“I never saw dads in the park playing with their sons,” Boone recalls.
In his own life, Boone, a native of Brooklyn, N.Y., says that his father was present but not there. A star high school basketball player, Boone says his father came to only one of his games.
“I don’t remember my father hugging me. We never heard him say he was proud of us,” Boone says of himself and his brother. “The emotional pain of what I deserve and didn’t get, I have to carry it for the rest of my life.”
Author and spoken-word artist Daniel Beaty also carried the pain of his father’s absence, due to incarceration. He described the lingering emotions in his poem “Knock, Knock”:
… 25 years later I write these words for the little boy
in me who still awaits his papa’s knock …
Papa, come home, because there are things that I
don’t know and I thought maybe you could teach me:
how to shave, how to dribble a ball, how to talk to a lady, how to walk like a man …
25 years later a little boy cries and so I write these words
and try to heal and try to father myself and I dream up a father
who says the words that my father did not …
Even President Barack Obama has talked about the “hole” in his heart left by the absence of his father. In February 2014, Obama announced My Brother’s Keeper. The initiative works to expand opportunities for boys and young men of color in underserved communities with a focus on education, reading, job training and mentoring.
“I believe the continuing struggles of so many boys and young men—the fact that too many of them are falling by the wayside, dropping out, unemployed, involved in negative behavior, going to jail, being profiled—this is a moral issue for our country,” said Obama at the time of the announcement.

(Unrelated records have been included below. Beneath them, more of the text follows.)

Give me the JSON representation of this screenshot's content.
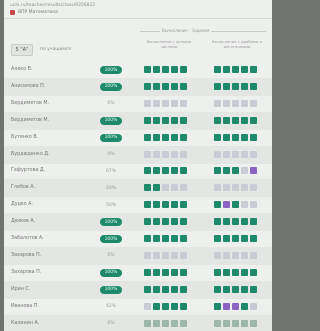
{
  "browser": {
    "url": "uchi.ru/teacher/results/class/9356822"
  },
  "app": {
    "title": "ВПР Математика"
  },
  "toolbar": {
    "class_label": "5 \"А\"",
    "sort_label": "по учащимся"
  },
  "table": {
    "group_title": "Вычисления · Задания",
    "columns": [
      "Вычисления с целыми числами",
      "Вычисления с дробями и десятичными"
    ]
  },
  "students": [
    {
      "name": "Алеко В.",
      "percent": "100%",
      "full": true,
      "cells": [
        "g",
        "g",
        "g",
        "g",
        "g",
        "g",
        "g",
        "g",
        "g",
        "g"
      ]
    },
    {
      "name": "Анисимова П.",
      "percent": "100%",
      "full": true,
      "cells": [
        "g",
        "g",
        "g",
        "g",
        "g",
        "g",
        "g",
        "g",
        "g",
        "g"
      ]
    },
    {
      "name": "Бердиметов М.",
      "percent": "0%",
      "full": false,
      "cells": [
        "e",
        "e",
        "e",
        "e",
        "e",
        "e",
        "e",
        "e",
        "e",
        "e"
      ]
    },
    {
      "name": "Бердиметов М.",
      "percent": "100%",
      "full": true,
      "cells": [
        "g",
        "g",
        "g",
        "g",
        "g",
        "g",
        "g",
        "g",
        "g",
        "g"
      ]
    },
    {
      "name": "Бутенко В.",
      "percent": "100%",
      "full": true,
      "cells": [
        "g",
        "g",
        "g",
        "g",
        "g",
        "g",
        "g",
        "g",
        "g",
        "g"
      ]
    },
    {
      "name": "Бурдюденко Д.",
      "percent": "0%",
      "full": false,
      "cells": [
        "e",
        "e",
        "e",
        "e",
        "e",
        "e",
        "e",
        "e",
        "e",
        "e"
      ]
    },
    {
      "name": "Гафуртова Д.",
      "percent": "67%",
      "full": false,
      "cells": [
        "g",
        "g",
        "g",
        "g",
        "g",
        "g",
        "g",
        "g",
        "e",
        "p"
      ]
    },
    {
      "name": "Глебов А.",
      "percent": "20%",
      "full": false,
      "cells": [
        "g",
        "g",
        "e",
        "e",
        "e",
        "e",
        "e",
        "e",
        "e",
        "e"
      ]
    },
    {
      "name": "Дудко А.",
      "percent": "50%",
      "full": false,
      "cells": [
        "g",
        "g",
        "g",
        "g",
        "g",
        "g",
        "p",
        "g",
        "e",
        "e"
      ]
    },
    {
      "name": "Дюжев А.",
      "percent": "100%",
      "full": true,
      "cells": [
        "g",
        "g",
        "g",
        "g",
        "g",
        "g",
        "g",
        "g",
        "g",
        "g"
      ]
    },
    {
      "name": "Забалотов А.",
      "percent": "100%",
      "full": true,
      "cells": [
        "g",
        "g",
        "g",
        "g",
        "g",
        "g",
        "g",
        "g",
        "g",
        "g"
      ]
    },
    {
      "name": "Захарова П.",
      "percent": "0%",
      "full": false,
      "cells": [
        "e",
        "e",
        "e",
        "e",
        "e",
        "e",
        "e",
        "e",
        "e",
        "e"
      ]
    },
    {
      "name": "Захарова П.",
      "percent": "100%",
      "full": true,
      "cells": [
        "g",
        "g",
        "g",
        "g",
        "g",
        "g",
        "g",
        "g",
        "g",
        "g"
      ]
    },
    {
      "name": "Ирин С.",
      "percent": "100%",
      "full": true,
      "cells": [
        "g",
        "g",
        "g",
        "g",
        "g",
        "g",
        "g",
        "g",
        "g",
        "g"
      ]
    },
    {
      "name": "Иванова П.",
      "percent": "42%",
      "full": false,
      "cells": [
        "e",
        "g",
        "g",
        "g",
        "g",
        "g",
        "p",
        "p",
        "g",
        "e"
      ]
    },
    {
      "name": "Калинин А.",
      "percent": "0%",
      "full": false,
      "cells": [
        "l",
        "l",
        "l",
        "l",
        "l",
        "l",
        "l",
        "l",
        "l",
        "l"
      ]
    }
  ]
}
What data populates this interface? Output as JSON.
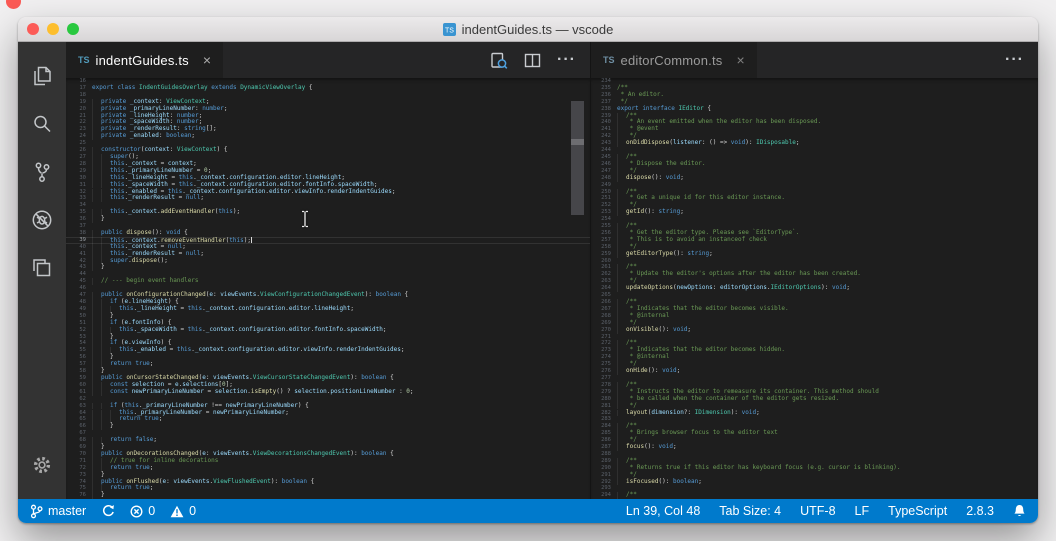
{
  "window": {
    "title": "indentGuides.ts — vscode"
  },
  "activity_bar": {
    "items": [
      "explorer",
      "search",
      "source-control",
      "debug",
      "extensions"
    ],
    "bottom": [
      "settings"
    ]
  },
  "editor_groups": [
    {
      "tab": {
        "icon_text": "TS",
        "label": "indentGuides.ts",
        "close": "×"
      },
      "actions": [
        "open-preview",
        "split-editor",
        "more-actions"
      ],
      "first_line": 16,
      "cursor_line": 39,
      "cursor_col": 48,
      "lines": [
        "",
        "export class IndentGuidesOverlay extends DynamicViewOverlay {",
        "",
        "\tprivate _context: ViewContext;",
        "\tprivate _primaryLineNumber: number;",
        "\tprivate _lineHeight: number;",
        "\tprivate _spaceWidth: number;",
        "\tprivate _renderResult: string[];",
        "\tprivate _enabled: boolean;",
        "",
        "\tconstructor(context: ViewContext) {",
        "\t\tsuper();",
        "\t\tthis._context = context;",
        "\t\tthis._primaryLineNumber = 0;",
        "\t\tthis._lineHeight = this._context.configuration.editor.lineHeight;",
        "\t\tthis._spaceWidth = this._context.configuration.editor.fontInfo.spaceWidth;",
        "\t\tthis._enabled = this._context.configuration.editor.viewInfo.renderIndentGuides;",
        "\t\tthis._renderResult = null;",
        "",
        "\t\tthis._context.addEventHandler(this);",
        "\t}",
        "",
        "\tpublic dispose(): void {",
        "\t\tthis._context.removeEventHandler(this);",
        "\t\tthis._context = null;",
        "\t\tthis._renderResult = null;",
        "\t\tsuper.dispose();",
        "\t}",
        "",
        "\t// --- begin event handlers",
        "",
        "\tpublic onConfigurationChanged(e: viewEvents.ViewConfigurationChangedEvent): boolean {",
        "\t\tif (e.lineHeight) {",
        "\t\t\tthis._lineHeight = this._context.configuration.editor.lineHeight;",
        "\t\t}",
        "\t\tif (e.fontInfo) {",
        "\t\t\tthis._spaceWidth = this._context.configuration.editor.fontInfo.spaceWidth;",
        "\t\t}",
        "\t\tif (e.viewInfo) {",
        "\t\t\tthis._enabled = this._context.configuration.editor.viewInfo.renderIndentGuides;",
        "\t\t}",
        "\t\treturn true;",
        "\t}",
        "\tpublic onCursorStateChanged(e: viewEvents.ViewCursorStateChangedEvent): boolean {",
        "\t\tconst selection = e.selections[0];",
        "\t\tconst newPrimaryLineNumber = selection.isEmpty() ? selection.positionLineNumber : 0;",
        "",
        "\t\tif (this._primaryLineNumber !== newPrimaryLineNumber) {",
        "\t\t\tthis._primaryLineNumber = newPrimaryLineNumber;",
        "\t\t\treturn true;",
        "\t\t}",
        "",
        "\t\treturn false;",
        "\t}",
        "\tpublic onDecorationsChanged(e: viewEvents.ViewDecorationsChangedEvent): boolean {",
        "\t\t// true for inline decorations",
        "\t\treturn true;",
        "\t}",
        "\tpublic onFlushed(e: viewEvents.ViewFlushedEvent): boolean {",
        "\t\treturn true;",
        "\t}"
      ]
    },
    {
      "tab": {
        "icon_text": "TS",
        "label": "editorCommon.ts",
        "close": "×"
      },
      "actions": [
        "more-actions"
      ],
      "first_line": 234,
      "lines": [
        "",
        "/**",
        " * An editor.",
        " */",
        "export interface IEditor {",
        "\t/**",
        "\t * An event emitted when the editor has been disposed.",
        "\t * @event",
        "\t */",
        "\tonDidDispose(listener: () => void): IDisposable;",
        "",
        "\t/**",
        "\t * Dispose the editor.",
        "\t */",
        "\tdispose(): void;",
        "",
        "\t/**",
        "\t * Get a unique id for this editor instance.",
        "\t */",
        "\tgetId(): string;",
        "",
        "\t/**",
        "\t * Get the editor type. Please see `EditorType`.",
        "\t * This is to avoid an instanceof check",
        "\t */",
        "\tgetEditorType(): string;",
        "",
        "\t/**",
        "\t * Update the editor's options after the editor has been created.",
        "\t */",
        "\tupdateOptions(newOptions: editorOptions.IEditorOptions): void;",
        "",
        "\t/**",
        "\t * Indicates that the editor becomes visible.",
        "\t * @internal",
        "\t */",
        "\tonVisible(): void;",
        "",
        "\t/**",
        "\t * Indicates that the editor becomes hidden.",
        "\t * @internal",
        "\t */",
        "\tonHide(): void;",
        "",
        "\t/**",
        "\t * Instructs the editor to remeasure its container. This method should",
        "\t * be called when the container of the editor gets resized.",
        "\t */",
        "\tlayout(dimension?: IDimension): void;",
        "",
        "\t/**",
        "\t * Brings browser focus to the editor text",
        "\t */",
        "\tfocus(): void;",
        "",
        "\t/**",
        "\t * Returns true if this editor has keyboard focus (e.g. cursor is blinking).",
        "\t */",
        "\tisFocused(): boolean;",
        "",
        "\t/**"
      ]
    }
  ],
  "status_bar": {
    "branch": "master",
    "errors": "0",
    "warnings": "0",
    "ln_col": "Ln 39, Col 48",
    "tab_size": "Tab Size: 4",
    "encoding": "UTF-8",
    "eol": "LF",
    "language": "TypeScript",
    "version": "2.8.3",
    "background": "#007acc"
  },
  "syntax": {
    "keywords": [
      "export",
      "class",
      "extends",
      "private",
      "public",
      "constructor",
      "super",
      "this",
      "return",
      "if",
      "const",
      "interface",
      "void",
      "boolean",
      "string",
      "number",
      "null",
      "true",
      "false",
      "new"
    ],
    "colors": {
      "keyword": "#569cd6",
      "type": "#4ec9b0",
      "function": "#dcdcaa",
      "variable": "#9cdcfe",
      "number": "#b5cea8",
      "comment": "#6a9955",
      "default": "#d4d4d4",
      "editor_background": "#1e1e1e",
      "activity_bar": "#333333",
      "tab_bar": "#252526",
      "status_bar": "#007acc"
    }
  }
}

Indeed. Studies have shown that youths in father-absent households have the highest odds of being incarcerated and higher levels of behavioral problems in schools and are more likely to be suspended from school. Research by Princeton University sociology professor Sara McLanahan notes that a father’s absence increases anti-social behavior such as drug use and reduces a child’s chances of employment. And in his report “Growing Up Without Father: The Effects on African American Boys” (pdf), Cory Ellis found that father-absence was the strongest indicator of delinquency, even more so than low socioeconomic status or peer pressure. There is also evidence that fatherless children have lower self-esteem, a greater risk for mental illness and suicide, and increased risk of depression.
National organizations such as 100 Black Men of America, Concerned Black Men and Big Brothers Big Sisters of America work to address some of the issues that fatherless boys may encounter through mentoring and enrichment programs. There are also much-needed programs for black boys to promote achievement. There’s the national Campaign for Black Male Achievement, which grew out of work with the Open Society Foundation. In New York, there’s the New York City Young Men’s Initiative. And in California, Oakland’s African American Male Achievement Office has gotten rave reviews for its focus on restorative justice and emphasis on black history.

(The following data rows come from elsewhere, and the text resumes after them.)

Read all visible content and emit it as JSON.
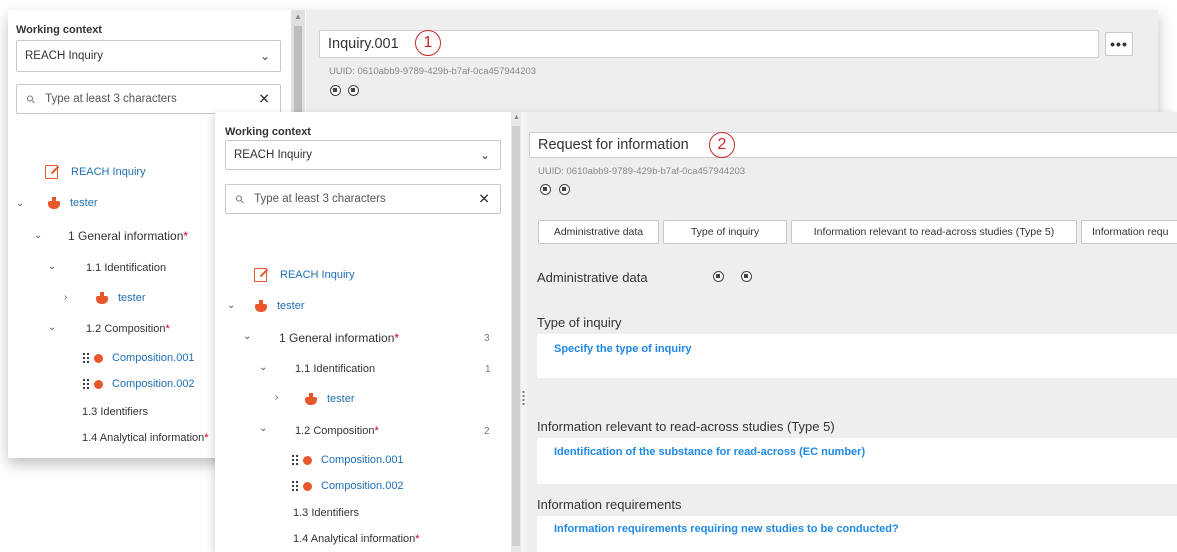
{
  "back": {
    "working_context_label": "Working context",
    "context_value": "REACH Inquiry",
    "search_placeholder": "Type at least 3 characters",
    "tree": {
      "root_label": "REACH Inquiry",
      "user_label": "tester",
      "general_info": "1 General information",
      "identification": "1.1 Identification",
      "identification_child": "tester",
      "composition": "1.2 Composition",
      "composition_1": "Composition.001",
      "composition_2": "Composition.002",
      "identifiers": "1.3 Identifiers",
      "analytical": "1.4 Analytical information"
    },
    "name_value": "Inquiry.001",
    "callout": "1",
    "uuid": "UUID: 0610abb9-9789-429b-b7af-0ca457944203",
    "more_label": "•••"
  },
  "front": {
    "working_context_label": "Working context",
    "context_value": "REACH Inquiry",
    "search_placeholder": "Type at least 3 characters",
    "tree": {
      "root_label": "REACH Inquiry",
      "user_label": "tester",
      "general_info": "1 General information",
      "general_info_count": "3",
      "identification": "1.1 Identification",
      "identification_count": "1",
      "identification_child": "tester",
      "composition": "1.2 Composition",
      "composition_count": "2",
      "composition_1": "Composition.001",
      "composition_2": "Composition.002",
      "identifiers": "1.3 Identifiers",
      "analytical": "1.4 Analytical information"
    },
    "name_value": "Request for information",
    "callout": "2",
    "uuid": "UUID: 0610abb9-9789-429b-b7af-0ca457944203",
    "tabs": [
      "Administrative data",
      "Type of inquiry",
      "Information relevant to read-across studies (Type 5)",
      "Information requ"
    ],
    "sections": {
      "admin_title": "Administrative data",
      "type_title": "Type of inquiry",
      "type_field": "Specify the type of inquiry",
      "readacross_title": "Information relevant to read-across studies (Type 5)",
      "readacross_field": "Identification of the substance for read-across (EC number)",
      "requirements_title": "Information requirements",
      "requirements_field": "Information requirements requiring new studies to be conducted?"
    }
  },
  "required_mark": "*",
  "colors": {
    "accent_link": "#1e6fb3",
    "field_link": "#1e88e5",
    "required": "#d0021b",
    "icon_orange": "#e8572c",
    "callout_red": "#c62828"
  }
}
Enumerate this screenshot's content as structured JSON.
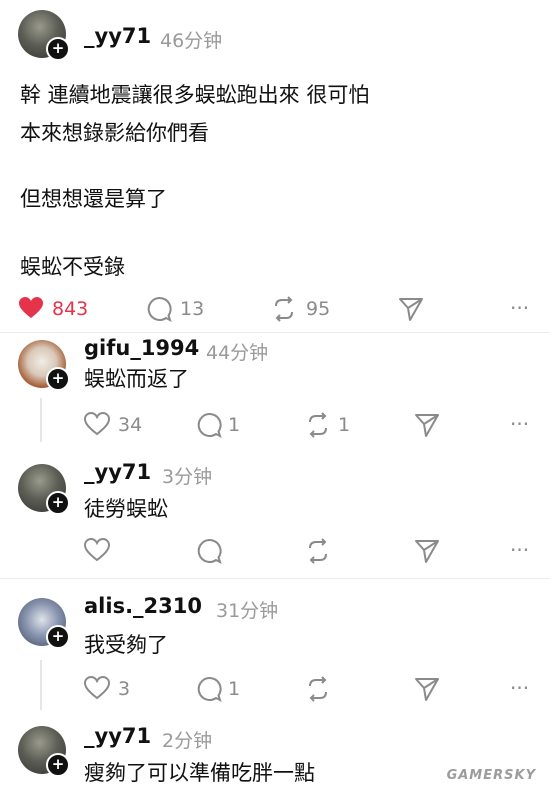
{
  "post": {
    "username": "_yy71",
    "time": "46分钟",
    "lines": [
      "幹 連續地震讓很多蜈蚣跑出來 很可怕",
      "本來想錄影給你們看",
      "",
      "但想想還是算了",
      "",
      "蜈蚣不受錄"
    ],
    "likes": "843",
    "comments": "13",
    "reposts": "95"
  },
  "replies": [
    {
      "username": "gifu_1994",
      "time": "44分钟",
      "text": "蜈蚣而返了",
      "likes": "34",
      "comments": "1",
      "reposts": "1"
    },
    {
      "username": "_yy71",
      "time": "3分钟",
      "text": "徒勞蜈蚣",
      "likes": "",
      "comments": "",
      "reposts": ""
    },
    {
      "username": "alis._2310",
      "time": "31分钟",
      "text": "我受夠了",
      "likes": "3",
      "comments": "1",
      "reposts": ""
    },
    {
      "username": "_yy71",
      "time": "2分钟",
      "text": "瘦夠了可以準備吃胖一點"
    }
  ],
  "watermark": "GAMERSKY",
  "colors": {
    "like_active": "#e5334a",
    "icon_gray": "#8a8a8a"
  }
}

The Mental Stress of Being Fatherless
But who’s taking care of the hearts of boys hurt by the absence of their fathers?
Although there are numerous organizations addressing the social implications of growing up without a father, how can the community address the psychological impact of fatherlessness?

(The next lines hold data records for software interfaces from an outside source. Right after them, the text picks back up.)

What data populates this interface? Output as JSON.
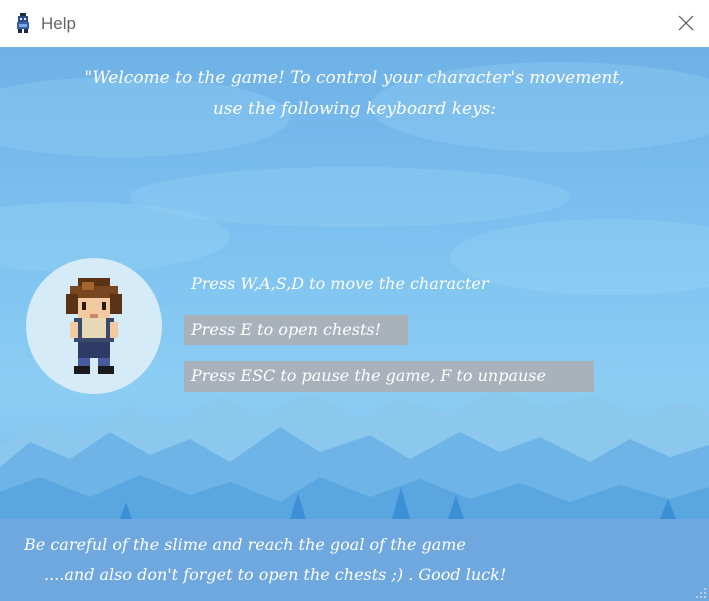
{
  "window": {
    "title": "Help",
    "icons": {
      "app": "app-icon",
      "close": "close-icon"
    }
  },
  "welcome": {
    "line1": "\"Welcome to the game! To control your character's movement,",
    "line2": "use the following keyboard keys:"
  },
  "instructions": [
    "Press W,A,S,D to move the character",
    "Press E to open chests!",
    "Press ESC to pause the game, F to unpause"
  ],
  "footer": {
    "line1": "Be careful of the slime and reach the goal of the game",
    "line2": "....and also don't forget to open the chests ;) . Good luck!"
  },
  "colors": {
    "sky": "#7cc0ec",
    "highlight": "#a9b2bb",
    "footer": "#6fa8de"
  }
}
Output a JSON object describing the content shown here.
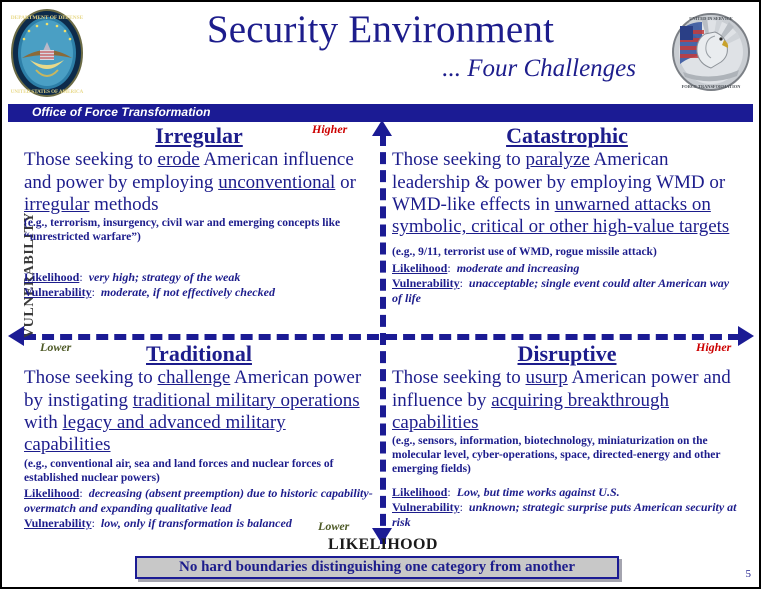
{
  "header": {
    "title": "Security Environment",
    "subtitle": "... Four Challenges",
    "left_seal_name": "dod-seal",
    "right_seal_name": "office-of-force-transformation-seal",
    "banner_label": "Office of Force Transformation",
    "banner_color": "#1b1b94",
    "title_color": "#1d1d8c"
  },
  "axes": {
    "vertical_label": "VULNERABILITY",
    "horizontal_label": "LIKELIHOOD",
    "top_tag": "Higher",
    "bottom_tag": "Lower",
    "left_tag": "Lower",
    "right_tag": "Higher",
    "higher_color": "#cc0000",
    "lower_color": "#4e5a27",
    "axis_line_color": "#1b1b94"
  },
  "quadrants": {
    "irregular": {
      "title": "Irregular",
      "desc_parts": [
        {
          "t": "Those seeking to ",
          "u": false
        },
        {
          "t": "erode",
          "u": true
        },
        {
          "t": " American influence and power by employing ",
          "u": false
        },
        {
          "t": "unconventional",
          "u": true
        },
        {
          "t": " or ",
          "u": false
        },
        {
          "t": "irregular",
          "u": true
        },
        {
          "t": " methods",
          "u": false
        }
      ],
      "example": "(e.g., terrorism, insurgency, civil war and emerging concepts like “unrestricted warfare”)",
      "likelihood_key": "Likelihood",
      "likelihood_value": "very high; strategy of the weak",
      "vulnerability_key": "Vulnerability",
      "vulnerability_value": "moderate, if not effectively checked"
    },
    "catastrophic": {
      "title": "Catastrophic",
      "desc_parts": [
        {
          "t": "Those seeking to ",
          "u": false
        },
        {
          "t": "paralyze",
          "u": true
        },
        {
          "t": " American leadership & power by employing WMD or WMD-like effects in ",
          "u": false
        },
        {
          "t": "unwarned attacks on symbolic, critical or other high-value targets",
          "u": true
        }
      ],
      "example": "(e.g., 9/11, terrorist use of WMD, rogue missile attack)",
      "likelihood_key": "Likelihood",
      "likelihood_value": "moderate and increasing",
      "vulnerability_key": "Vulnerability",
      "vulnerability_value": "unacceptable; single event could alter American way of life"
    },
    "traditional": {
      "title": "Traditional",
      "desc_parts": [
        {
          "t": "Those seeking to ",
          "u": false
        },
        {
          "t": "challenge",
          "u": true
        },
        {
          "t": " American power by instigating ",
          "u": false
        },
        {
          "t": "traditional military operations",
          "u": true
        },
        {
          "t": " with ",
          "u": false
        },
        {
          "t": "legacy and advanced military capabilities",
          "u": true
        }
      ],
      "example": "(e.g., conventional air, sea and land forces and nuclear forces of established nuclear powers)",
      "likelihood_key": "Likelihood",
      "likelihood_value": "decreasing (absent preemption) due to historic capability-overmatch and expanding qualitative lead",
      "vulnerability_key": "Vulnerability",
      "vulnerability_value": "low, only if transformation is balanced"
    },
    "disruptive": {
      "title": "Disruptive",
      "desc_parts": [
        {
          "t": "Those seeking to ",
          "u": false
        },
        {
          "t": "usurp",
          "u": true
        },
        {
          "t": " American power and influence by ",
          "u": false
        },
        {
          "t": "acquiring breakthrough capabilities",
          "u": true
        }
      ],
      "example": "(e.g., sensors, information, biotechnology, miniaturization on the molecular level, cyber-operations, space, directed-energy and other emerging fields)",
      "likelihood_key": "Likelihood",
      "likelihood_value": "Low, but time works against U.S.",
      "vulnerability_key": "Vulnerability",
      "vulnerability_value": "unknown; strategic surprise puts American security at risk"
    }
  },
  "footer": {
    "note": "No hard boundaries distinguishing one category from another",
    "page_number": "5",
    "note_bg": "#c8c8c8",
    "note_border": "#1b1b94"
  }
}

Leon Caldwell, senior research director at ThinkShift, a Washington, D.C.-based social-innovation collaborative of the DeBruce Foundation, acknowledges that there may be a lack of mental-health practitioners in this space, but points out that after-school programs—those found at the Boys & Girls Club of America or mentoring organizations like Mentoring USA—create the space and time to assess a young person’s mental health and well-being.
“During your interaction with a youth, you can ask, how are you feeling? How are your grades? How are you doing in school? They will tell you if they are frustrated or agitated,” says Caldwell, who has designed and evaluated programming for organizations that focus on African-American boys. “You have to cultivate trust.”
In Clemmons, N.C., right outside Winston-Salem, Cynthia Porter is looking for a mentor for her 14-year-old son, Jalen.
“He’s never had his dad in his life,” says Porter, 43. “His father does not call. He doesn’t see him.”